There was, therefore, as we understand this record, no definite statutory dedication of any particular quantity of ground for this street, and the proof fails to show a sufficient offer to dedicate any definite quantity, or such an acceptance of any offer in that regard as is necessary to constitute a common law dedication. Indeed, we are inclined to the belief that if the proof in respect of the plat were free of objection, the evidence shows such an abandonment by the public as would now preclude the opening of the street. See Peoria v. Johnston, 56 Ill. 51; Champlin v. Morgan, 20 id. 182; Town of Lewiston v. Proctor, 27 id. 418; Littler v. City of Lincoln, 106 id. 353.
An objection was urged against the plat on the ground that it was acknowledged improperly. If we have correctly understood the plat, and it is as we have stated, that question is immaterial, and we therefore forbear the expression of any opinion upon it.
It may be that there are block owners on other parts of this street who, as against Peck or his assignees, are entitled to have the street adjacent to their blocks kept open,—that Peck and his assignees are estopped to deny the existence of the street as respects their property. But we have held that the only property right which owners have in streets, as distinct from the public rights, is the right of access. (Chicago v. Union Building Association, 102 Ill. 379.) No such right is here affected, for the whole of these blocks were fenced in the first instance, and notwithstanding the change of ownership, the inclosure, as then made, has continued ever since. *226Blake, the owner of the north 211 feet, claims, as he shows in his testimony, the. ownership of any strip or street that there may be between that part of the blocks, and it is not shown, and it can not be presumed, that the owners of blocks in other parts of the street are or can be affected in their access to their property by the failure to open! this part of the street. In any event, however, for an injury to a purely private right the private party is alone entitled to sue. The village is only entitled to represent the public. Village of Fulton v. Mehrenfeld, 8 Ohio St. 446; Badeau v. Mead, 14 Barb. 339.
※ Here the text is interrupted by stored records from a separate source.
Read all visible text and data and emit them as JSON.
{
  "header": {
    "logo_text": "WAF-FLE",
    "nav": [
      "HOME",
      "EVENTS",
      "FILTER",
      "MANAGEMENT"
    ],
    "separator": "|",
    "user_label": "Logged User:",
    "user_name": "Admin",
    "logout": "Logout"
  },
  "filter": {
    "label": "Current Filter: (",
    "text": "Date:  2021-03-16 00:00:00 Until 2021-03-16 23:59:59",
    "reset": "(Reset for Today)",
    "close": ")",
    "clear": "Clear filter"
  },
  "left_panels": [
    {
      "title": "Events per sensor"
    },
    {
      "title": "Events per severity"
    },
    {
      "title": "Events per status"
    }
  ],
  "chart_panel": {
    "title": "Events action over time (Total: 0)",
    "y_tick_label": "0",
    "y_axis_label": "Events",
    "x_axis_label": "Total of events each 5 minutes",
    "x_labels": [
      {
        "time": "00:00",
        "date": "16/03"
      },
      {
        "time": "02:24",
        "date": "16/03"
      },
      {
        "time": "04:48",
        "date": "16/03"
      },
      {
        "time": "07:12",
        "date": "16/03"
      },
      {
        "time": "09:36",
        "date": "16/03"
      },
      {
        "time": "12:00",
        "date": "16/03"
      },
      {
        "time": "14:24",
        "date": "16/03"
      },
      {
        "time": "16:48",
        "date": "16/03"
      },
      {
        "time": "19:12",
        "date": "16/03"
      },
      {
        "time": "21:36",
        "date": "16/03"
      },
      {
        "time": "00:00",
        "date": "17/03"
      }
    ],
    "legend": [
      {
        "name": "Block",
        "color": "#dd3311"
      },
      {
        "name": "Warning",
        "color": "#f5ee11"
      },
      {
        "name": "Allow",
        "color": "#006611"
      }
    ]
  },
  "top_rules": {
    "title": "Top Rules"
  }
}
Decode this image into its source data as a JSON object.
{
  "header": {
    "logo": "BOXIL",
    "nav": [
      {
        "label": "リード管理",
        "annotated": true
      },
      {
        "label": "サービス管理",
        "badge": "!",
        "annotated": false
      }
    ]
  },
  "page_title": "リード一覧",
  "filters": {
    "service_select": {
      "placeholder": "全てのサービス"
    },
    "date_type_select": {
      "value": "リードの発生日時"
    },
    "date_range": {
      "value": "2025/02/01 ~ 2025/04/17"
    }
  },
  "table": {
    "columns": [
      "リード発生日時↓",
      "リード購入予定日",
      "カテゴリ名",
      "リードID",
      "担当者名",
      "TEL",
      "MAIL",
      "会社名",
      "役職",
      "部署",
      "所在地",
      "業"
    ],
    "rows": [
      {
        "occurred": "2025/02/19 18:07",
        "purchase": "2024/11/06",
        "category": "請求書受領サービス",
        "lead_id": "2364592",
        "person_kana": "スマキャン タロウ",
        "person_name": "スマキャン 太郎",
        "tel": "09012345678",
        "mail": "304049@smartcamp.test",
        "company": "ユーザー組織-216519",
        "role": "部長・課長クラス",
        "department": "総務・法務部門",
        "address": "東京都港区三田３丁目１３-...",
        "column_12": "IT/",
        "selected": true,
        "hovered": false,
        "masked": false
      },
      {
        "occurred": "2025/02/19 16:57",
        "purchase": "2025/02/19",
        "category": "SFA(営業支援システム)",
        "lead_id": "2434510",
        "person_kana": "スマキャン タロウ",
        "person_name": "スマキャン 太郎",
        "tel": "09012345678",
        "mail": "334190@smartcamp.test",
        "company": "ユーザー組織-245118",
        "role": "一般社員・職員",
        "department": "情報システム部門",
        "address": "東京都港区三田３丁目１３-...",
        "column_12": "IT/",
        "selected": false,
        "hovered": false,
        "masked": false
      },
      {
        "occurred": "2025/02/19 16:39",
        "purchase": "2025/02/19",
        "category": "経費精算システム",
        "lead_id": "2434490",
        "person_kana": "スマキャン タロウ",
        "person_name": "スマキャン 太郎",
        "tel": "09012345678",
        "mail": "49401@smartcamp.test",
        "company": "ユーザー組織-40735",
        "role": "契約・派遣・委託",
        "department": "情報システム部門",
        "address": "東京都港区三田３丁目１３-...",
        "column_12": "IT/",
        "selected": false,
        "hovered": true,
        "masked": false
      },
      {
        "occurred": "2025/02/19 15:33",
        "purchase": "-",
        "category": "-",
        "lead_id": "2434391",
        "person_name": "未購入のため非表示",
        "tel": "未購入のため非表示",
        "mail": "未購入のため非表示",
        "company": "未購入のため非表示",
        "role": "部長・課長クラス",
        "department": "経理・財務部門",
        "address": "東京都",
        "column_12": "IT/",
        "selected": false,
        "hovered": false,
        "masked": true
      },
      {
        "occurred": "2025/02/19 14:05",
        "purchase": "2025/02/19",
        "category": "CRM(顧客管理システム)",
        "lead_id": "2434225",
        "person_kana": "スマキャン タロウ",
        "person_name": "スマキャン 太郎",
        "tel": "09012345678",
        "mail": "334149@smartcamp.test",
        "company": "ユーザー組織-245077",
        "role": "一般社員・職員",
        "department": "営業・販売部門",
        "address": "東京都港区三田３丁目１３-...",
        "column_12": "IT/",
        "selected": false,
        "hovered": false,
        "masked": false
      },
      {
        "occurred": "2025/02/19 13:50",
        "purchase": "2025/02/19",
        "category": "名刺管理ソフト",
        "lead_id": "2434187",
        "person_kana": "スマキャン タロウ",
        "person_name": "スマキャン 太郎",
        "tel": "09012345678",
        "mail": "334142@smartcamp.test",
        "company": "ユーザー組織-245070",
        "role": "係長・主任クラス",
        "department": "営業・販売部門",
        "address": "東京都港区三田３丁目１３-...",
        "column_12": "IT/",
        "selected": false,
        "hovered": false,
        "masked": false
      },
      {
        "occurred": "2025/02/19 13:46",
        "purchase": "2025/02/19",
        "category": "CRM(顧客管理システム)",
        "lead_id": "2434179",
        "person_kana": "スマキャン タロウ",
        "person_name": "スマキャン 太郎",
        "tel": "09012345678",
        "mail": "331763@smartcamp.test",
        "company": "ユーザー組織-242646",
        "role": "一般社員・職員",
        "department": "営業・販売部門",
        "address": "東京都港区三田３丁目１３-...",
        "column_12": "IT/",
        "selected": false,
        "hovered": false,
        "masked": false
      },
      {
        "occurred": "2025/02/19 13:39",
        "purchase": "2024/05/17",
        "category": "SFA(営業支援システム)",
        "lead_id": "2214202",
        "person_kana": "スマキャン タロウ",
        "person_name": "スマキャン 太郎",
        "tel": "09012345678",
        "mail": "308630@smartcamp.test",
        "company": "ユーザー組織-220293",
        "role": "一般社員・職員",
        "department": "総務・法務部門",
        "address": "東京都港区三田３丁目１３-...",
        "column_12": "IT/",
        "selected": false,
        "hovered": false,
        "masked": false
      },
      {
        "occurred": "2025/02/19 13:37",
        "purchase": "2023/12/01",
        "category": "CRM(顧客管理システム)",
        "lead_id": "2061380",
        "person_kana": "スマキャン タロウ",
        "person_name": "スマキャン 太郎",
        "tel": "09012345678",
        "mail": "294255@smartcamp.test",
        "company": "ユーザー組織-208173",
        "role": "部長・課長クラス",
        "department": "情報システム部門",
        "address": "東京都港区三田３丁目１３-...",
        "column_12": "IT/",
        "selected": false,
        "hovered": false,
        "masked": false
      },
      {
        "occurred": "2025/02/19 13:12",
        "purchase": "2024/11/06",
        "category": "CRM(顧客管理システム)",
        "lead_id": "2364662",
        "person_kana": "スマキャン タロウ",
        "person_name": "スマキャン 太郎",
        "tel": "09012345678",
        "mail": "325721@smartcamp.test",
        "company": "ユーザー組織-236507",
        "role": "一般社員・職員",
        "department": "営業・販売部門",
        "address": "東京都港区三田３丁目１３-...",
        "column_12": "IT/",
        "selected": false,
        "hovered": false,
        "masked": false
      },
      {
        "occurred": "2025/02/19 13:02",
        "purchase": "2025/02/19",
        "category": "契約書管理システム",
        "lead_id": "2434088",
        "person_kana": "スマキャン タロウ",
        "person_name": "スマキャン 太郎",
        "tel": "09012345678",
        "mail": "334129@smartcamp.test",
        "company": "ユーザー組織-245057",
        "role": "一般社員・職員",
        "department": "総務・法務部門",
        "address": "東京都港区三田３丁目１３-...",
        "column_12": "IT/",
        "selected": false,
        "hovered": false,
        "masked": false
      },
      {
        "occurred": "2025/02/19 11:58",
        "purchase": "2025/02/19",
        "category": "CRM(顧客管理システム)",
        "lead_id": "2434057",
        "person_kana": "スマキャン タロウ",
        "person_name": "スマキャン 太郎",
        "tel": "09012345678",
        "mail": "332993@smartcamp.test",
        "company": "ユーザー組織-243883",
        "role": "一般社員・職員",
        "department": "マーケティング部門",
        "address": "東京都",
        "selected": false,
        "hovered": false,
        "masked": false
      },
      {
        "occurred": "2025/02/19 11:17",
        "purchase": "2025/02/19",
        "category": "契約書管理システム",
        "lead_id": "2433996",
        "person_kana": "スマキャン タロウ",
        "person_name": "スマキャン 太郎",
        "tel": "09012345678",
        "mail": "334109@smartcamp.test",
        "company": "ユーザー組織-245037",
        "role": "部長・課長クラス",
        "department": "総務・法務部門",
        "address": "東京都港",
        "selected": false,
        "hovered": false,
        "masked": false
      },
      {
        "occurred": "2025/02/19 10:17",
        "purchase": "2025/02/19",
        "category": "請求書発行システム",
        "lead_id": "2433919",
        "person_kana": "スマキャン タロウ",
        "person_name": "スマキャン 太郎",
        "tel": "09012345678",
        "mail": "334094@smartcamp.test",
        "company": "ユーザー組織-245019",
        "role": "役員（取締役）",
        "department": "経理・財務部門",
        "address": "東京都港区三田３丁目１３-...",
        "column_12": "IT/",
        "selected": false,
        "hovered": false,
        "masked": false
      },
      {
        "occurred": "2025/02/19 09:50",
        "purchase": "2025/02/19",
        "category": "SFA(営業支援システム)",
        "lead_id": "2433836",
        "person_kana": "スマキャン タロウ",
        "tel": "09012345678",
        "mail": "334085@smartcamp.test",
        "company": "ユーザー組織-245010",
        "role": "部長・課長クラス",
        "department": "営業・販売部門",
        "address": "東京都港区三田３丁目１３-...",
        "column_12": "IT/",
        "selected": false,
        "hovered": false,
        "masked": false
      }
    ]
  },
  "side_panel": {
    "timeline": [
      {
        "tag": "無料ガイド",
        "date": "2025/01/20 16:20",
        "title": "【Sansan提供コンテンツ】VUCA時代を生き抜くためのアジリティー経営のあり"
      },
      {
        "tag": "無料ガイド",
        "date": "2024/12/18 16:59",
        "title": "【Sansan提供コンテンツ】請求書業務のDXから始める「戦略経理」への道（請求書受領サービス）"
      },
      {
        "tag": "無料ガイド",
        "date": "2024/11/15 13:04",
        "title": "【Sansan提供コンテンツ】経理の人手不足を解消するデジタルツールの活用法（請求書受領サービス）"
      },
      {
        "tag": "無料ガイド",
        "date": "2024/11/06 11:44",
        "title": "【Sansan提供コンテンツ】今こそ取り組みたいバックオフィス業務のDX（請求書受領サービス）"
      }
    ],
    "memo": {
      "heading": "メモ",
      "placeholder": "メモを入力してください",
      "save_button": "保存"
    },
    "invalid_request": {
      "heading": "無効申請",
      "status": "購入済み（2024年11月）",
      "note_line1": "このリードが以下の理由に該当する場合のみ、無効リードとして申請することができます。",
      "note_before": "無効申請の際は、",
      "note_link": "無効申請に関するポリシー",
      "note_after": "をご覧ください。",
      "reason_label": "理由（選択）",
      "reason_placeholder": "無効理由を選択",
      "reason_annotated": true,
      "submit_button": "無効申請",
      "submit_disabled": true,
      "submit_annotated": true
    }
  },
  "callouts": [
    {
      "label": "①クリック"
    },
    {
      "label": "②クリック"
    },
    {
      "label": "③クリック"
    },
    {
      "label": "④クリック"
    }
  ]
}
The judgment is affirmed.
Mr. Chief Justice Sheldon, dissenting.